Top of Extracted data
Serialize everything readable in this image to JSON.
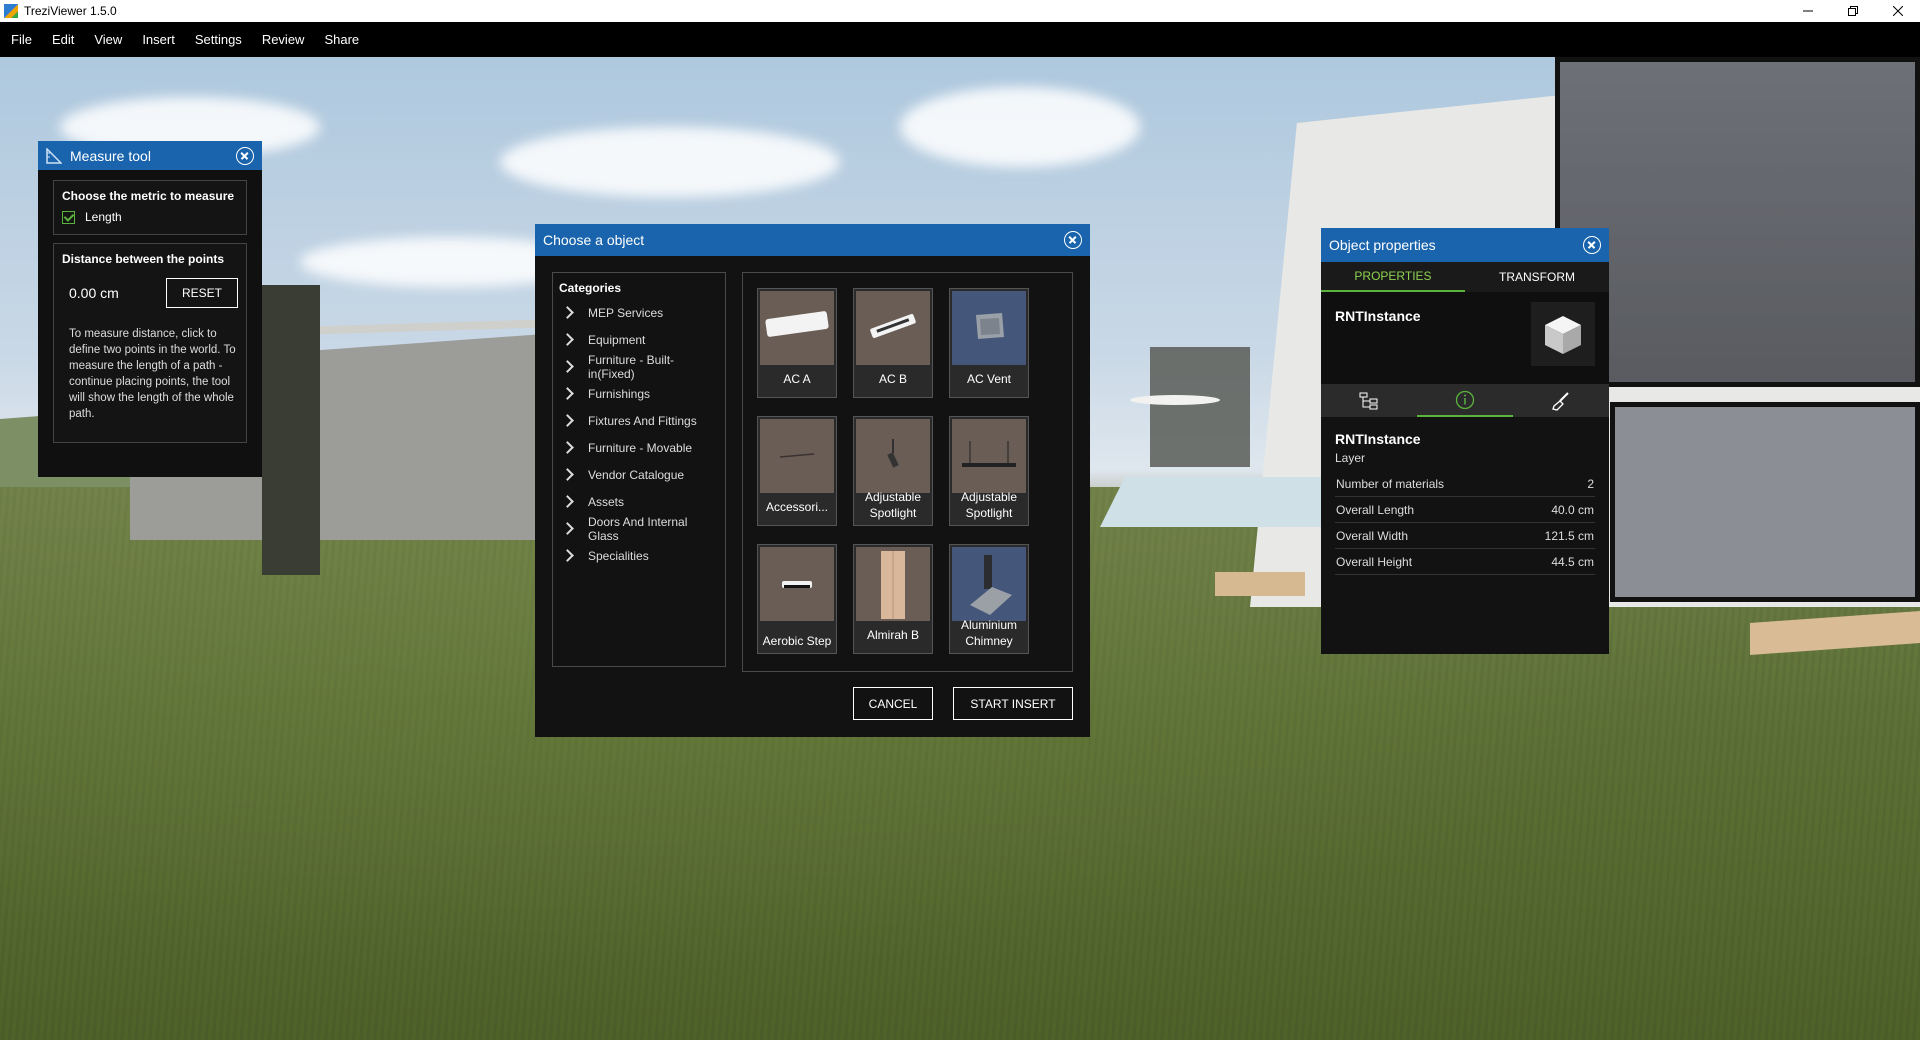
{
  "window": {
    "title": "TreziViewer 1.5.0"
  },
  "menu": [
    "File",
    "Edit",
    "View",
    "Insert",
    "Settings",
    "Review",
    "Share"
  ],
  "measure_tool": {
    "title": "Measure tool",
    "metric_label": "Choose the metric to measure",
    "metric_option": "Length",
    "metric_checked": true,
    "distance_label": "Distance between the points",
    "distance_value": "0.00 cm",
    "reset_label": "RESET",
    "help_text": "To measure distance, click to define two points in the world. To measure the length of a path - continue placing points, the tool will show the length of the whole path."
  },
  "chooser": {
    "title": "Choose a object",
    "categories_title": "Categories",
    "categories": [
      "MEP Services",
      "Equipment",
      "Furniture - Built-in(Fixed)",
      "Furnishings",
      "Fixtures And Fittings",
      "Furniture - Movable",
      "Vendor Catalogue",
      "Assets",
      "Doors And Internal Glass",
      "Specialities"
    ],
    "objects": [
      {
        "name": "AC A",
        "icon": "ac-unit-icon"
      },
      {
        "name": "AC B",
        "icon": "ac-unit-icon"
      },
      {
        "name": "AC Vent",
        "icon": "vent-icon"
      },
      {
        "name": "Accessori...",
        "icon": "accessory-icon"
      },
      {
        "name": "Adjustable Spotlight",
        "icon": "spotlight-icon"
      },
      {
        "name": "Adjustable Spotlight",
        "icon": "spotlight-bar-icon"
      },
      {
        "name": "Aerobic Step",
        "icon": "step-icon"
      },
      {
        "name": "Almirah B",
        "icon": "wardrobe-icon"
      },
      {
        "name": "Aluminium Chimney",
        "icon": "chimney-icon"
      }
    ],
    "cancel_label": "CANCEL",
    "insert_label": "START INSERT"
  },
  "properties": {
    "title": "Object properties",
    "tabs": [
      "PROPERTIES",
      "TRANSFORM"
    ],
    "active_tab": "PROPERTIES",
    "object_name": "RNTInstance",
    "section_name": "RNTInstance",
    "section_sub": "Layer",
    "rows": [
      {
        "label": "Number of materials",
        "value": "2"
      },
      {
        "label": "Overall Length",
        "value": "40.0 cm"
      },
      {
        "label": "Overall Width",
        "value": "121.5 cm"
      },
      {
        "label": "Overall Height",
        "value": "44.5 cm"
      }
    ]
  },
  "colors": {
    "accent": "#1a64ad",
    "active_green": "#5bb33e",
    "panel_bg": "#121212"
  }
}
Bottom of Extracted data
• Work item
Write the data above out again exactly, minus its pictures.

• Exercise output
Serialize everything readable in this image to JSON.
{
  "window": {
    "title": "TreziViewer 1.5.0"
  },
  "menu": [
    "File",
    "Edit",
    "View",
    "Insert",
    "Settings",
    "Review",
    "Share"
  ],
  "measure_tool": {
    "title": "Measure tool",
    "metric_label": "Choose the metric to measure",
    "metric_option": "Length",
    "metric_checked": true,
    "distance_label": "Distance between the points",
    "distance_value": "0.00 cm",
    "reset_label": "RESET",
    "help_text": "To measure distance, click to define two points in the world. To measure the length of a path - continue placing points, the tool will show the length of the whole path."
  },
  "chooser": {
    "title": "Choose a object",
    "categories_title": "Categories",
    "categories": [
      "MEP Services",
      "Equipment",
      "Furniture - Built-in(Fixed)",
      "Furnishings",
      "Fixtures And Fittings",
      "Furniture - Movable",
      "Vendor Catalogue",
      "Assets",
      "Doors And Internal Glass",
      "Specialities"
    ],
    "objects": [
      {
        "name": "AC A",
        "icon": "ac-unit-icon"
      },
      {
        "name": "AC B",
        "icon": "ac-unit-icon"
      },
      {
        "name": "AC Vent",
        "icon": "vent-icon"
      },
      {
        "name": "Accessori...",
        "icon": "accessory-icon"
      },
      {
        "name": "Adjustable Spotlight",
        "icon": "spotlight-icon"
      },
      {
        "name": "Adjustable Spotlight",
        "icon": "spotlight-bar-icon"
      },
      {
        "name": "Aerobic Step",
        "icon": "step-icon"
      },
      {
        "name": "Almirah B",
        "icon": "wardrobe-icon"
      },
      {
        "name": "Aluminium Chimney",
        "icon": "chimney-icon"
      }
    ],
    "cancel_label": "CANCEL",
    "insert_label": "START INSERT"
  },
  "properties": {
    "title": "Object properties",
    "tabs": [
      "PROPERTIES",
      "TRANSFORM"
    ],
    "active_tab": "PROPERTIES",
    "object_name": "RNTInstance",
    "section_name": "RNTInstance",
    "section_sub": "Layer",
    "rows": [
      {
        "label": "Number of materials",
        "value": "2"
      },
      {
        "label": "Overall Length",
        "value": "40.0 cm"
      },
      {
        "label": "Overall Width",
        "value": "121.5 cm"
      },
      {
        "label": "Overall Height",
        "value": "44.5 cm"
      }
    ]
  },
  "colors": {
    "accent": "#1a64ad",
    "active_green": "#5bb33e",
    "panel_bg": "#121212"
  }
}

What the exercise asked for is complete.